In the first five months of 2023, there were 208 “unintentional” overdoses due to fentanyl in Riverside County, according to Riverside County Overdose to Action’s (RODA) data.
Last year, the San Bernardino County Department of Public Health released a health advisory to bring attention to the dangers of fentanyl as overdose deaths increased in the county. According to the latest available data, in 2021, there were 354 fentanyl overdose deaths in San Bernardino County.
Fentanyl is a synthetic opioid that is medically approved for treating severe pain such as advanced cancer pain. Fentanyl is 50 to 100 times stronger than morphine.
As part of Gov. Gavin Newsom’s plan to address the worsening opioid crisis across the state, he recently signed Assembly Bill 461 which now requires California State University and Community College campuses to have fentanyl testing strips available at campus health centers.
“This is a bill aimed at saving student lives and reducing the skyrocketing number of opioid fatalities among our young people,” said Assemblymember James Ramos (D-San Bernardino) in a press release. “One out of every five California youth aged 15 to 24 who died in 2021 were killed by a fentanyl overdose – either through the actual fentanyl use or by consuming another drug laced with fentanyl.”

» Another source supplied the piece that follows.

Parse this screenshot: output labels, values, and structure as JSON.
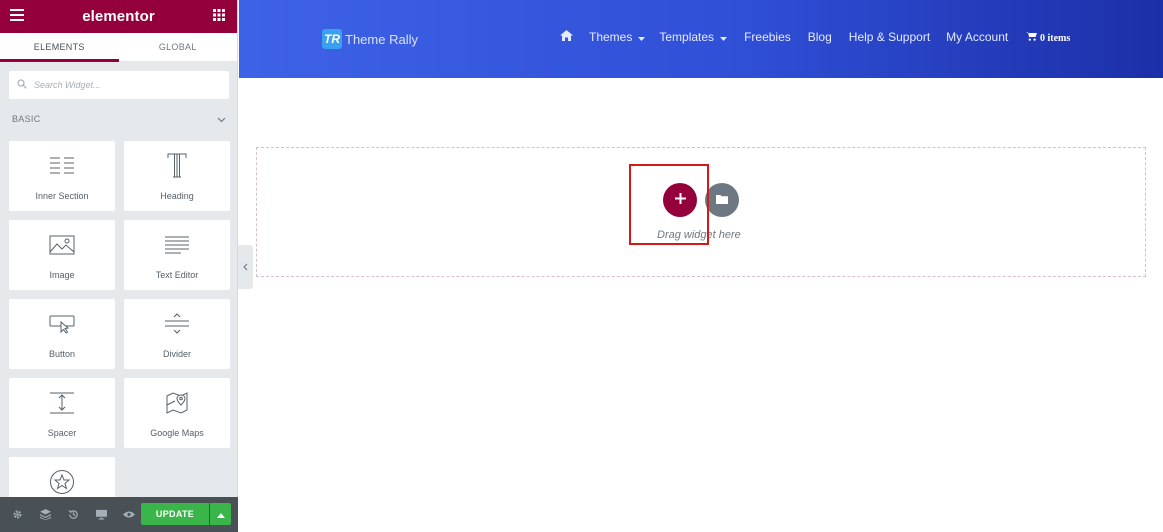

Ramos is a member of the Assembly Select Committee on Fentanyl, Opioid Addiction, and Overdose Prevention and the Assembly Budget Subcommittee No. 1 on Health and Human Services.
Ramos and his constituents are no stranger to the ongoing opioid crisis. In June, the San Bernardino County Department of Behavioral Health (DBH) launched a county-wide campaign, “Fentanyl Doesn’t Care. But We Do,” to raise awareness about the unexpected rise in overdoses due to fentanyl.
“Fentanyl is a highly potent and dangerous substance, where just one pill can lead to death. With the rise in counterfeit pills on the market, it has become easier to acquire these life-threatening substances,” said Dr. Michael Sequeria, San Bernardino County Health Officer, via email.
“This legislation marks a significant step towards safeguarding the health and well-being of our students on California’s campuses.”
Roughly two million students attend one of 116 California community colleges per year, and 457,992 students enrolled across 23 California State Universities in Fall 2022, the availability of fentanyl testing strips across these campuses is expected to have a great impact.
The availability of fentanyl testing strips across community colleges and state university campuses is expected to have a great impact. (source: csusb.edu)
Juan Landeros-Tavera, a program coordinator for Riverside County Public Health, explained that the availability of these testing strips is part of a harm reduction strategy. Landeros-Tavera co-leads the District 1 Riverside County Health Equity Community Outreach Team where he provides fentanyl testing strips, Naloxone (Narcan) and other resources to those in need and are struggling.
“I’m big on harm reduction. One of the big strategies we have here at the Department of Public Health is harm reduction. The main idea around harm reduction is you give individuals the tools to use as responsibly as they can,” Landeros-Tavera explained. “Fentanyl testing strips is one of the big strategies where now you take away the guessing game from individuals.”
Across the Inland Empire, there are several organizations dedicated to exercising harm reduction strategies which includes educating the public on how to use Narcan, handing out clean needles to minimize health risks and giving out fentanyl test strips. Inland Empire Harm Reduction is a local community-based nonprofit organization that provides free mobile services to provide Naloxone, sterile syringes, disposal services, educational materials and referral information in the Inland Empire. Other local organizations that offer similar resources include Desert AIDS and Neighborhood Healthcare.
“I think the more people know and the more knowledge they have, the more likely they are to make better decisions about their health,” Landeros-Tavera said.
According to Landeros-Tavera, the instructions for fentanyl testing strips identify the amount of the substance needed to test (about the size of a grain of rice). The small sample of the substance is added to a small amount of water and then the strip is dipped into the combination. Similar to COVID-19 tests, after the specified amount of time, the strip will give a result that shows two lines for positive (fentanyl was added) or one line for a negative (no fentanyl was added).
Another substance called, xylazine (also called “tranq”) which is an animal tranquilizer, has begun to make its way to California. Xylazine is not intended for human use nor is it an opioid. There has been a shift with some local organizations who have started to also offer xylazine testing trips.
The California Department of Public Health reported that “there is no evidence to suggest that xylazine is common in California’s drug supply” as of March 23, 2023, but will continue to monitor the issue.
For those who are struggling with substance abuse disorders or want to support someone who is, visit RODA for resources or check out San Bernardino County’s Opioid Response Initiative.
This article is published as part of the Commonwealth Health Equity Reporting Fellowship.
Source: Black Voice News